[Saved entries]
──────────

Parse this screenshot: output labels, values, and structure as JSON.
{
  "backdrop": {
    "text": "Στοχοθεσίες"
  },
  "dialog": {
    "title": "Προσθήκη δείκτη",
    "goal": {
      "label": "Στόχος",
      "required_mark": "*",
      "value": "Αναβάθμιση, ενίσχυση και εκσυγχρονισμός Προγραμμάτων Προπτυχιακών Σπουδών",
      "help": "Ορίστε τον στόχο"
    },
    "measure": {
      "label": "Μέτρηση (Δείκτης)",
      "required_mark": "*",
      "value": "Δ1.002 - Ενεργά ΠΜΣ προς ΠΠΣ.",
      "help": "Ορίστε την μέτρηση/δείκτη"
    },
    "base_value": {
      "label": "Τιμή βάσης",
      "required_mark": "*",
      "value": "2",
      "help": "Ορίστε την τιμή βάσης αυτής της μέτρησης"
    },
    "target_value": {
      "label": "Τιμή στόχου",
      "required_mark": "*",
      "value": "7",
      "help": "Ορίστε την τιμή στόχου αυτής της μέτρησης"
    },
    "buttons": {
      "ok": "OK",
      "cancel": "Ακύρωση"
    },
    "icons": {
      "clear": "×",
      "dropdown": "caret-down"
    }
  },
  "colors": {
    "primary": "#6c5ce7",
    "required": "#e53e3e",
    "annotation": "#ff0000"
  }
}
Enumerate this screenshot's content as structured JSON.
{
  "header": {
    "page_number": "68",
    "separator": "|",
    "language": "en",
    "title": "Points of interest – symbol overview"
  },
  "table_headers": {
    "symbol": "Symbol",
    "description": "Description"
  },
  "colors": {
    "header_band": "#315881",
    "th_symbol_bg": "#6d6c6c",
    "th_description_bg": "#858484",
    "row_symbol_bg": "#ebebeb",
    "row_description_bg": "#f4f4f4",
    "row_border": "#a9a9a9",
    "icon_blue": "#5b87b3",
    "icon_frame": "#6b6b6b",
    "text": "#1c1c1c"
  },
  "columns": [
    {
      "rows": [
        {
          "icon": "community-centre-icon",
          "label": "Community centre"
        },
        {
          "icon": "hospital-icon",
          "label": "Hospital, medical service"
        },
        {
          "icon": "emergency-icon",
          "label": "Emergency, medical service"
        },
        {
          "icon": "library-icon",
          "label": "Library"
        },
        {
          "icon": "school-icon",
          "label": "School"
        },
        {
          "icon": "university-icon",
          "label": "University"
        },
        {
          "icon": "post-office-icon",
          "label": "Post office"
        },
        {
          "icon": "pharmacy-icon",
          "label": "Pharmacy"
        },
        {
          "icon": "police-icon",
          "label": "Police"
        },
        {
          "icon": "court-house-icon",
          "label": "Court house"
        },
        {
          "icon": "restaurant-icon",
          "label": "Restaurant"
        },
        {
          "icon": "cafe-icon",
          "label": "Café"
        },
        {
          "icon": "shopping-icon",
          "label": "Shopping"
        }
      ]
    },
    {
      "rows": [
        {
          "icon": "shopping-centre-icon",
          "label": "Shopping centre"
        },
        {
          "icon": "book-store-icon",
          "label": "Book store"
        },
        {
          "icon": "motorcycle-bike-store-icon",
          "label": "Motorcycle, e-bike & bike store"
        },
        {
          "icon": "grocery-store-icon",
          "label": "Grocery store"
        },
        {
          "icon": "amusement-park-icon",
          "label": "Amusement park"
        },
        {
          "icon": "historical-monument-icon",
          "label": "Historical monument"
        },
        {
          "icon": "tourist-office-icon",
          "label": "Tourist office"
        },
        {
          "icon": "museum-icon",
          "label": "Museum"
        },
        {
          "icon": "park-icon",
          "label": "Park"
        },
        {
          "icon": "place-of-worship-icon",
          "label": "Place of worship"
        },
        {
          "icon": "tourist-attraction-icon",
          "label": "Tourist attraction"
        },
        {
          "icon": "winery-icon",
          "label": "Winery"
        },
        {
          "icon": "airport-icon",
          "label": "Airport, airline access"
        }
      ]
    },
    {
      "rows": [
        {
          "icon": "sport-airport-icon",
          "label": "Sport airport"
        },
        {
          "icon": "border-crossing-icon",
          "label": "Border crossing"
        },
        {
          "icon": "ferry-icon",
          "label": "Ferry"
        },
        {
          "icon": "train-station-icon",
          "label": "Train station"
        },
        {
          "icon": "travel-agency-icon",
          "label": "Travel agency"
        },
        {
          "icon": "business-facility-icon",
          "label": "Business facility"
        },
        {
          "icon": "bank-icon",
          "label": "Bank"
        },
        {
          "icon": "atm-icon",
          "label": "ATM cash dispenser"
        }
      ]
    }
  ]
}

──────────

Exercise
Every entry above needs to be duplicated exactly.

Reply to the task
Parse this screenshot: output labels, values, and structure as JSON.
{
  "backdrop": {
    "text": "Στοχοθεσίες"
  },
  "dialog": {
    "title": "Προσθήκη δείκτη",
    "goal": {
      "label": "Στόχος",
      "required_mark": "*",
      "value": "Αναβάθμιση, ενίσχυση και εκσυγχρονισμός Προγραμμάτων Προπτυχιακών Σπουδών",
      "help": "Ορίστε τον στόχο"
    },
    "measure": {
      "label": "Μέτρηση (Δείκτης)",
      "required_mark": "*",
      "value": "Δ1.002 - Ενεργά ΠΜΣ προς ΠΠΣ.",
      "help": "Ορίστε την μέτρηση/δείκτη"
    },
    "base_value": {
      "label": "Τιμή βάσης",
      "required_mark": "*",
      "value": "2",
      "help": "Ορίστε την τιμή βάσης αυτής της μέτρησης"
    },
    "target_value": {
      "label": "Τιμή στόχου",
      "required_mark": "*",
      "value": "7",
      "help": "Ορίστε την τιμή στόχου αυτής της μέτρησης"
    },
    "buttons": {
      "ok": "OK",
      "cancel": "Ακύρωση"
    },
    "icons": {
      "clear": "×",
      "dropdown": "caret-down"
    }
  },
  "colors": {
    "primary": "#6c5ce7",
    "required": "#e53e3e",
    "annotation": "#ff0000"
  }
}
Enumerate this screenshot's content as structured JSON.
{
  "header": {
    "page_number": "68",
    "separator": "|",
    "language": "en",
    "title": "Points of interest – symbol overview"
  },
  "table_headers": {
    "symbol": "Symbol",
    "description": "Description"
  },
  "colors": {
    "header_band": "#315881",
    "th_symbol_bg": "#6d6c6c",
    "th_description_bg": "#858484",
    "row_symbol_bg": "#ebebeb",
    "row_description_bg": "#f4f4f4",
    "row_border": "#a9a9a9",
    "icon_blue": "#5b87b3",
    "icon_frame": "#6b6b6b",
    "text": "#1c1c1c"
  },
  "columns": [
    {
      "rows": [
        {
          "icon": "community-centre-icon",
          "label": "Community centre"
        },
        {
          "icon": "hospital-icon",
          "label": "Hospital, medical service"
        },
        {
          "icon": "emergency-icon",
          "label": "Emergency, medical service"
        },
        {
          "icon": "library-icon",
          "label": "Library"
        },
        {
          "icon": "school-icon",
          "label": "School"
        },
        {
          "icon": "university-icon",
          "label": "University"
        },
        {
          "icon": "post-office-icon",
          "label": "Post office"
        },
        {
          "icon": "pharmacy-icon",
          "label": "Pharmacy"
        },
        {
          "icon": "police-icon",
          "label": "Police"
        },
        {
          "icon": "court-house-icon",
          "label": "Court house"
        },
        {
          "icon": "restaurant-icon",
          "label": "Restaurant"
        },
        {
          "icon": "cafe-icon",
          "label": "Café"
        },
        {
          "icon": "shopping-icon",
          "label": "Shopping"
        }
      ]
    },
    {
      "rows": [
        {
          "icon": "shopping-centre-icon",
          "label": "Shopping centre"
        },
        {
          "icon": "book-store-icon",
          "label": "Book store"
        },
        {
          "icon": "motorcycle-bike-store-icon",
          "label": "Motorcycle, e-bike & bike store"
        },
        {
          "icon": "grocery-store-icon",
          "label": "Grocery store"
        },
        {
          "icon": "amusement-park-icon",
          "label": "Amusement park"
        },
        {
          "icon": "historical-monument-icon",
          "label": "Historical monument"
        },
        {
          "icon": "tourist-office-icon",
          "label": "Tourist office"
        },
        {
          "icon": "museum-icon",
          "label": "Museum"
        },
        {
          "icon": "park-icon",
          "label": "Park"
        },
        {
          "icon": "place-of-worship-icon",
          "label": "Place of worship"
        },
        {
          "icon": "tourist-attraction-icon",
          "label": "Tourist attraction"
        },
        {
          "icon": "winery-icon",
          "label": "Winery"
        },
        {
          "icon": "airport-icon",
          "label": "Airport, airline access"
        }
      ]
    },
    {
      "rows": [
        {
          "icon": "sport-airport-icon",
          "label": "Sport airport"
        },
        {
          "icon": "border-crossing-icon",
          "label": "Border crossing"
        },
        {
          "icon": "ferry-icon",
          "label": "Ferry"
        },
        {
          "icon": "train-station-icon",
          "label": "Train station"
        },
        {
          "icon": "travel-agency-icon",
          "label": "Travel agency"
        },
        {
          "icon": "business-facility-icon",
          "label": "Business facility"
        },
        {
          "icon": "bank-icon",
          "label": "Bank"
        },
        {
          "icon": "atm-icon",
          "label": "ATM cash dispenser"
        }
      ]
    }
  ]
}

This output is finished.